*Your instructions*: Return the data in full, exactly as it was written.

*Records for the task*:

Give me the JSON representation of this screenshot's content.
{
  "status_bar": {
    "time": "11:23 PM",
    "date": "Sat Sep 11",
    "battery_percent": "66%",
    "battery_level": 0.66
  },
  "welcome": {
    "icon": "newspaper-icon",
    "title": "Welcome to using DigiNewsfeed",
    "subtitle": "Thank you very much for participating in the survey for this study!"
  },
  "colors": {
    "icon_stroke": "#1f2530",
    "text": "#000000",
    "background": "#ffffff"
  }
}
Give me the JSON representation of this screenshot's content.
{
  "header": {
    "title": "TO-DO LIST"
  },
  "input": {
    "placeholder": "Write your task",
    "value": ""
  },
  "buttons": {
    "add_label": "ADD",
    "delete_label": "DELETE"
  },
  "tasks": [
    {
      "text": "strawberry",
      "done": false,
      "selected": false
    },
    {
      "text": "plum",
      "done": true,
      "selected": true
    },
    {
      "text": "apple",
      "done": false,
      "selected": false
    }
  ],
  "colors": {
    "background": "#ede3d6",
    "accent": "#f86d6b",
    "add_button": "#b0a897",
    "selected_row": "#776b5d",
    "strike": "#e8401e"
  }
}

*Written answer*:
Give me the JSON representation of this screenshot's content.
{
  "status_bar": {
    "time": "11:23 PM",
    "date": "Sat Sep 11",
    "battery_percent": "66%",
    "battery_level": 0.66
  },
  "welcome": {
    "icon": "newspaper-icon",
    "title": "Welcome to using DigiNewsfeed",
    "subtitle": "Thank you very much for participating in the survey for this study!"
  },
  "colors": {
    "icon_stroke": "#1f2530",
    "text": "#000000",
    "background": "#ffffff"
  }
}
Give me the JSON representation of this screenshot's content.
{
  "header": {
    "title": "TO-DO LIST"
  },
  "input": {
    "placeholder": "Write your task",
    "value": ""
  },
  "buttons": {
    "add_label": "ADD",
    "delete_label": "DELETE"
  },
  "tasks": [
    {
      "text": "strawberry",
      "done": false,
      "selected": false
    },
    {
      "text": "plum",
      "done": true,
      "selected": true
    },
    {
      "text": "apple",
      "done": false,
      "selected": false
    }
  ],
  "colors": {
    "background": "#ede3d6",
    "accent": "#f86d6b",
    "add_button": "#b0a897",
    "selected_row": "#776b5d",
    "strike": "#e8401e"
  }
}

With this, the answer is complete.